Fallows and His Disgust with Media Fellows
Weinberg, Reviewed Steve, St Louis Post-Dispatch (MO)
BREAKING THE NEWS How the Media Undermine American Democracy By James Fallows 296 pages, Pantheon, $23
JAMES FALLOWS is a journalist disillusioned with journalism. He is not the first to write a book about the shortcomings of the mass media, nor will he be the last. But, despite some flaws, his book is one of the most thoughtful and interesting so far.
Fallows' journalism experience is at magazines - first the Washington Monthly, then the Atlantic Monthly, his current employer. But his criticism of the media focuses less on magazines than on the handful of national newspapers and the television networks.
Like most media critics, Fallows assumes newspapers, magazines and broadcast outlets have power - that they not only tell consumers what to think about, but also what to think and how to feel. Although the presumption of power is open to debate, it is probably true. Almost everything most people know about Bosnia, about the goings-on in the White House, about the city council, for that matter, comes from the media. Rarely is the knowledge firsthand.
"Tremendous potential power comes with being a reporter," Fallows says. "You have the negative power to say things about other people, in public, to which they can never really respond in kind. You have the positive power to expand other people's understanding of reality by bringing new parts of the world to their notice. Taking this power seriously means taking your calling seriously, which in turn means, recognizing the impact of the tool or weapon in your hands."
But, Fallows adds, "The institution of journalism is not doing its job well now. It is irresponsible with its power. The damage has spread to the public life American all share. The damage can be corrected, but not until journalism comes to terms with what it has lost."

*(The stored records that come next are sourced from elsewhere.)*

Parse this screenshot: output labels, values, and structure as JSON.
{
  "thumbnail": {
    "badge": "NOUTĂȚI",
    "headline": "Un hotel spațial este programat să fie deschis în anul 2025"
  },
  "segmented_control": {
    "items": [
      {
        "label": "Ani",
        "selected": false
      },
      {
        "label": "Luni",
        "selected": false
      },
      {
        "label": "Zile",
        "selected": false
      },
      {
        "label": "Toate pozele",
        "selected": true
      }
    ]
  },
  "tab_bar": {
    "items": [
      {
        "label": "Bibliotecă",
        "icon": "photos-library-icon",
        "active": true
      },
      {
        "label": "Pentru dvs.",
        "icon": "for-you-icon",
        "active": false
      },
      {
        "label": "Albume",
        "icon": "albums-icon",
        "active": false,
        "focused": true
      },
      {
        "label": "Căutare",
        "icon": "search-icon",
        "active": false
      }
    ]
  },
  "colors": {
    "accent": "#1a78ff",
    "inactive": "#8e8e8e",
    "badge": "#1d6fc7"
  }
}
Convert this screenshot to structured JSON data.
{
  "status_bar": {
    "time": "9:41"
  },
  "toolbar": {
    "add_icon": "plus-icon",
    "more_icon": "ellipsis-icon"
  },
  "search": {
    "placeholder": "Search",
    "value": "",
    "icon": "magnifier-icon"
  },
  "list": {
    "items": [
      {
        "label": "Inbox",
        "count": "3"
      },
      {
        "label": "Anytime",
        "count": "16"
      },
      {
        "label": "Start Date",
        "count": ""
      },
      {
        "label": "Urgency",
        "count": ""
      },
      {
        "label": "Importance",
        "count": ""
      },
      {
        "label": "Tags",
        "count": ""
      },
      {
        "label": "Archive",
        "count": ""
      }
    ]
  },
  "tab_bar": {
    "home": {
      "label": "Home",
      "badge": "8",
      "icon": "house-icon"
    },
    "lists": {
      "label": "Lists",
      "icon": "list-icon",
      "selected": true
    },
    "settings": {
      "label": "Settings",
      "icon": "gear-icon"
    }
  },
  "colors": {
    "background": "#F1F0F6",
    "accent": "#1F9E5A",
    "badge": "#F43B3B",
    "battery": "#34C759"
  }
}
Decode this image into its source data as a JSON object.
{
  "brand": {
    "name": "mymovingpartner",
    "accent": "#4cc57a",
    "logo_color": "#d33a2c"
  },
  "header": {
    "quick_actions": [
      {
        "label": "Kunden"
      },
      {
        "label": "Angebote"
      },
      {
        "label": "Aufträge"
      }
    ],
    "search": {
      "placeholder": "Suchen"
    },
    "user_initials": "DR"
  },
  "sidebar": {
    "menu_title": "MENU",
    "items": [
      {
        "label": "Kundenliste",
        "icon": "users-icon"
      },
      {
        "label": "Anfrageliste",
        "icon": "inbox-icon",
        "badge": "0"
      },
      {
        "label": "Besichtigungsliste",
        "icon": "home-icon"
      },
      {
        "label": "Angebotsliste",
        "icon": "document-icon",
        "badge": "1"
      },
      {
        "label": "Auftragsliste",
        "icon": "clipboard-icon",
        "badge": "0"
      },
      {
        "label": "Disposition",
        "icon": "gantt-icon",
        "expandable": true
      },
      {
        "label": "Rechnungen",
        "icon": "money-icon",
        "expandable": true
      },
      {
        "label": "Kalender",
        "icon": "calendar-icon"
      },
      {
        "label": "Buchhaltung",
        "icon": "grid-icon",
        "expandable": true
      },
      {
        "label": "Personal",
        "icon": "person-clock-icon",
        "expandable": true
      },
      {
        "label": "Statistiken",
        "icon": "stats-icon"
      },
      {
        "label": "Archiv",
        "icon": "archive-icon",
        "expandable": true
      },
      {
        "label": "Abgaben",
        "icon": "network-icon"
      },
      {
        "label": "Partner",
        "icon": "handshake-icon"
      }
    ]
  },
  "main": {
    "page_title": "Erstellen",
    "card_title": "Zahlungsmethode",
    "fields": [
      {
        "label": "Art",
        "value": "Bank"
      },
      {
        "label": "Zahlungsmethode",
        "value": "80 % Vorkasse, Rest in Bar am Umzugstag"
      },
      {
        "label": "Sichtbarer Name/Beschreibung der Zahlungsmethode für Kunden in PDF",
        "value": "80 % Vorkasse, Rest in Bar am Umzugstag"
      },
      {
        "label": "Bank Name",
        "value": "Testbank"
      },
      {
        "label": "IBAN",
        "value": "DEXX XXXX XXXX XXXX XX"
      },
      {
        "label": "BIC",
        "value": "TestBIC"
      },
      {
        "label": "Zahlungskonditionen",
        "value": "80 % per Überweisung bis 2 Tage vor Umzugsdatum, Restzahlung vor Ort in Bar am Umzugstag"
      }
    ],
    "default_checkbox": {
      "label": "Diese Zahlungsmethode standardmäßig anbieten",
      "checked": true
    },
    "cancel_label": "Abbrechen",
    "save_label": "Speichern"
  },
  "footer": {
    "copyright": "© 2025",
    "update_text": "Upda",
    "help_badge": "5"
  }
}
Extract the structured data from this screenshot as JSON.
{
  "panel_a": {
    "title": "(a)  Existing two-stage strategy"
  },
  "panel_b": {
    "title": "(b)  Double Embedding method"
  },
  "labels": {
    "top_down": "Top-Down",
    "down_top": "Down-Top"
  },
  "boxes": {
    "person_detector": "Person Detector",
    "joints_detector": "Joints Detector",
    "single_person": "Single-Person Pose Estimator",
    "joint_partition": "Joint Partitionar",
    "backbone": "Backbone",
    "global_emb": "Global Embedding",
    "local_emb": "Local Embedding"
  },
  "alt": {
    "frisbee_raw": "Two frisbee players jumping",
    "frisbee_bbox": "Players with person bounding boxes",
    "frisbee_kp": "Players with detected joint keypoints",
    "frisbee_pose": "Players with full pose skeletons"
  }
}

Fallows is especially critical of how journalists portray the U.S. pr esident and vice president, members of Congress and other elected policymakers. On a personal level, many journalists like individual politicians, finding them to be intelligent and engaging. That respect, however, almost never comes across to media audiences. Instead, politicians are portrayed as venal, never thinking of the greater good. Politics is portrayed as a partisan, selfish game that happens to have high stakes, rather than as an occupation where righteousness sometimes prevails.
The result of that portrayal is no surprise, Fallows says: "People barely trust elected leaders or the entire legislative system to accomplish anything of value. The politicians seem untrustworthy while they're running, and they disappoint their supporters soon after they take office. By the time they leave office they're making excuses for what they couldn't do."
The disappointing books of journalism criticism lack compelling specific examples. Fallows' book does not fall into that trap. It is filled with compelling specific examples of journalists criticizing politicians for selling out to special interests at the same time those journalists are accepting $30,000 for making a speech to a special-interest group. Fallows, by the way, has made some paid appearances, but has the grace to disclose the speeches and the fees in the book's endnotes.
If Fallows is correct, and if, as seems unarguable, millions of readers and viewers have become former readers and viewers out of disgust, why do the national media continue their offensive practices? …